## [Task requirements]
Write out exactly the line containing "Serialize everything readable" and all lines that come after it in the listing below, through the very last one.

## [Records for the task]
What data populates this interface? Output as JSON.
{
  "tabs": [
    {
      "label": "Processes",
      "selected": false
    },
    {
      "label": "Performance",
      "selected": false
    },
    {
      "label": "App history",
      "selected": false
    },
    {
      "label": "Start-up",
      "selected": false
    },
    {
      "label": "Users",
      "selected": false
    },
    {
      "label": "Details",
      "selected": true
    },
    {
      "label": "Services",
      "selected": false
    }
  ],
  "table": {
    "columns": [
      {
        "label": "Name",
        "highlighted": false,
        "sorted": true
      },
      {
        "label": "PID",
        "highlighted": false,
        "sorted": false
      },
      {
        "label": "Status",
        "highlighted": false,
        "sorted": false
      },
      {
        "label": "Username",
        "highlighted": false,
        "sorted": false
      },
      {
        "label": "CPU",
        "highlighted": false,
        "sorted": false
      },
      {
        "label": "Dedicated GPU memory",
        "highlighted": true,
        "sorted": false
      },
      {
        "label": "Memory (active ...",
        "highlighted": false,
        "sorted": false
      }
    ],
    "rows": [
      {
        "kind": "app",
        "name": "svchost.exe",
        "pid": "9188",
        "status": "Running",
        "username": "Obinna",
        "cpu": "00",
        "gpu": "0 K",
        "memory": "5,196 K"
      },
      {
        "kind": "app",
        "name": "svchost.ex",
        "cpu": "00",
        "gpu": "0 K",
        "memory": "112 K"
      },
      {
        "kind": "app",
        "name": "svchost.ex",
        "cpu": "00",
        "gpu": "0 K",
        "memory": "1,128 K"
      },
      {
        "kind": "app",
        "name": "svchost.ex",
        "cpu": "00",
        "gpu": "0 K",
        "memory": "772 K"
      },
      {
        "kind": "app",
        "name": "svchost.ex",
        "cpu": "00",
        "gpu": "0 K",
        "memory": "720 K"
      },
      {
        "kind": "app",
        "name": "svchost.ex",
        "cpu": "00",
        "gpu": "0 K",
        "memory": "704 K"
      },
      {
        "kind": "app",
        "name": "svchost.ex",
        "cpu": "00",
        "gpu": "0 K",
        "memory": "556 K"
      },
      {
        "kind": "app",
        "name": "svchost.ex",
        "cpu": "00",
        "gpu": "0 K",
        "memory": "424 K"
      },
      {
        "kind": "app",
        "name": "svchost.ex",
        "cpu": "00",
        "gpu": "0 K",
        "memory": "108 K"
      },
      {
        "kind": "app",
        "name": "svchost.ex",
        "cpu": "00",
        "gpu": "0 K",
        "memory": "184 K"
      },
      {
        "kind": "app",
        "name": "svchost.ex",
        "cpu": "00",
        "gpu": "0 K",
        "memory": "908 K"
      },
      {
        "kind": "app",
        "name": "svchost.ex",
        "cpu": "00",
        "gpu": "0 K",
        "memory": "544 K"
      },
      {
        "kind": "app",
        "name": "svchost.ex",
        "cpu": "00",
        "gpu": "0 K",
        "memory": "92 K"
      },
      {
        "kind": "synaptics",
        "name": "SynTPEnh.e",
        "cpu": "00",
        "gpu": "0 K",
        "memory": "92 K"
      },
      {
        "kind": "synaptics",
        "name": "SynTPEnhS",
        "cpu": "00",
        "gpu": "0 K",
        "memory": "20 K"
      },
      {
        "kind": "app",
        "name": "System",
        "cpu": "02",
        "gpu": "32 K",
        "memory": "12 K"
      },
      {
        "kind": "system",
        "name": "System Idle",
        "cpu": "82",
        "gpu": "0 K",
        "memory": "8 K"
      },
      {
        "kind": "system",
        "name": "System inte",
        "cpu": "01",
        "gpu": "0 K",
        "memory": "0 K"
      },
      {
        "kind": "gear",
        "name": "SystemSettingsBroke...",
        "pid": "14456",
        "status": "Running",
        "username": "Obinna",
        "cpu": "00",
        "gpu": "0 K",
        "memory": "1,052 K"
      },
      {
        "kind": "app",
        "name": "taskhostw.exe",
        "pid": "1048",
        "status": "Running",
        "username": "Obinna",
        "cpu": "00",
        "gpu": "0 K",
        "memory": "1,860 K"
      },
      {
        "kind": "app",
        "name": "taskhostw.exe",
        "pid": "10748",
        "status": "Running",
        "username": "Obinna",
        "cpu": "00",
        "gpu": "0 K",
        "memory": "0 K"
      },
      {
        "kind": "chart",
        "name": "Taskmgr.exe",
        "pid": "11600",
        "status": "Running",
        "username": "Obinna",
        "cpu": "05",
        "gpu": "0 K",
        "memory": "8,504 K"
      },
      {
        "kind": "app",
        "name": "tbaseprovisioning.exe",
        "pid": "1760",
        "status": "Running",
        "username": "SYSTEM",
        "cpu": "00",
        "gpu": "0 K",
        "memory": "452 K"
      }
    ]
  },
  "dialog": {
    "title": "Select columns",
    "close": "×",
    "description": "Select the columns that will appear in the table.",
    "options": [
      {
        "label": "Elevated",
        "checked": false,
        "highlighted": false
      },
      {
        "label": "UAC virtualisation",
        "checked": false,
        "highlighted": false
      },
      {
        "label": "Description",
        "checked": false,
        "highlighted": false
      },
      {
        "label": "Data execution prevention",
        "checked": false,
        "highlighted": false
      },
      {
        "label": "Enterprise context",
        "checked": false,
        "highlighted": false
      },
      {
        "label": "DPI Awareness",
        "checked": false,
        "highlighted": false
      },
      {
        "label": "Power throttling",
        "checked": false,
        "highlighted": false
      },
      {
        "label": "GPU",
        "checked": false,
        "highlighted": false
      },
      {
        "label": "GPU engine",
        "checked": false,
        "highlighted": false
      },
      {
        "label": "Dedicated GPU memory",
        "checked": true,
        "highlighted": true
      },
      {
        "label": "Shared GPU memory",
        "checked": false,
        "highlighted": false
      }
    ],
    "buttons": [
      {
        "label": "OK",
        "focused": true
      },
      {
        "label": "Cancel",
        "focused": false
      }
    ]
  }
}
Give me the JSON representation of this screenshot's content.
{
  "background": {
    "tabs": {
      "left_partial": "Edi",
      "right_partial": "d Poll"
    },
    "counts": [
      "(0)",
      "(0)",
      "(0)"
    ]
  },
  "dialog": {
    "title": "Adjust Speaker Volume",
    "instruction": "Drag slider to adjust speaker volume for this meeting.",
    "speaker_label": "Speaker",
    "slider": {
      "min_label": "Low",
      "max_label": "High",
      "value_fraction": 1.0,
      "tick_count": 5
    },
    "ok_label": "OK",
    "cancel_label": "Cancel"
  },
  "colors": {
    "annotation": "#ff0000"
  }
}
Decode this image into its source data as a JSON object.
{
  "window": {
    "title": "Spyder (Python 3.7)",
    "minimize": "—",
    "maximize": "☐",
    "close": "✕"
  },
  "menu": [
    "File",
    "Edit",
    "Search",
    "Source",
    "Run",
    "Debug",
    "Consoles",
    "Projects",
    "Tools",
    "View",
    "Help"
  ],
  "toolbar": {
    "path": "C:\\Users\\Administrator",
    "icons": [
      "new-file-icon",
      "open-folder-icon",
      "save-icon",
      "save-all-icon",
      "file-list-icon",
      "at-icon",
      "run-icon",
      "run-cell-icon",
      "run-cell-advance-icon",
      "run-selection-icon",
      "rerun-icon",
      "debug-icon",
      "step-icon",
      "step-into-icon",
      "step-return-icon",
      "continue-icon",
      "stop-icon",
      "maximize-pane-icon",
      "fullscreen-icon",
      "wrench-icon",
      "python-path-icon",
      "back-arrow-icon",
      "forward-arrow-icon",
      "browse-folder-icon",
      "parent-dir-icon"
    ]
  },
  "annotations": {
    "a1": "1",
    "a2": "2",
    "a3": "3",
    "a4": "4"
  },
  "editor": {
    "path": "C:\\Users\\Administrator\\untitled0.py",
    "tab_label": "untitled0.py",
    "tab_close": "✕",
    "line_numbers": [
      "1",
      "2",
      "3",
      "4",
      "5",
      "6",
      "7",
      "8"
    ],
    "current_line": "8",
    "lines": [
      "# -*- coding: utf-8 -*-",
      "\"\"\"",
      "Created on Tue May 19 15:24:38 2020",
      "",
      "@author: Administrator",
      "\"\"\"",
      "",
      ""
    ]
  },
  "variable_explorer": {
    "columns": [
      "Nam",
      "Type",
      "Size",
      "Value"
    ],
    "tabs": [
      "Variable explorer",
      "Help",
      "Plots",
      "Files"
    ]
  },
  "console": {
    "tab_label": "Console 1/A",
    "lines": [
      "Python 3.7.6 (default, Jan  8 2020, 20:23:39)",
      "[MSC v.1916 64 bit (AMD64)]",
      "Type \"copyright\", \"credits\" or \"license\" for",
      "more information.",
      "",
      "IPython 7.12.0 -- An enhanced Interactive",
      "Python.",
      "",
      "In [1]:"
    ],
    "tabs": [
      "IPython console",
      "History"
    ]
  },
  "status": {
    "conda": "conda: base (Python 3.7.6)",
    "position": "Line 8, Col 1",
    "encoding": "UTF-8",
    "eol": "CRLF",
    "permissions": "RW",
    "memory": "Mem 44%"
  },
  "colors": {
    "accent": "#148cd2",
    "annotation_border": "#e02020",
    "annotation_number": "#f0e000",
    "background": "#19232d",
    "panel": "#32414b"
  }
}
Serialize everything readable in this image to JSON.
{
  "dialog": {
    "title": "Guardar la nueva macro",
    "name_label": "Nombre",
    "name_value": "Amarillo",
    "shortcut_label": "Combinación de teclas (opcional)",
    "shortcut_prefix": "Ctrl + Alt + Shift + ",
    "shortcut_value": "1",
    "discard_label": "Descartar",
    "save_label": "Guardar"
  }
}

## [Exercise answer]
Serialize everything readable in this image to JSON.
{
  "dialog": {
    "title": "Guardar la nueva macro",
    "name_label": "Nombre",
    "name_value": "Amarillo",
    "shortcut_label": "Combinación de teclas (opcional)",
    "shortcut_prefix": "Ctrl + Alt + Shift + ",
    "shortcut_value": "1",
    "discard_label": "Descartar",
    "save_label": "Guardar"
  }
}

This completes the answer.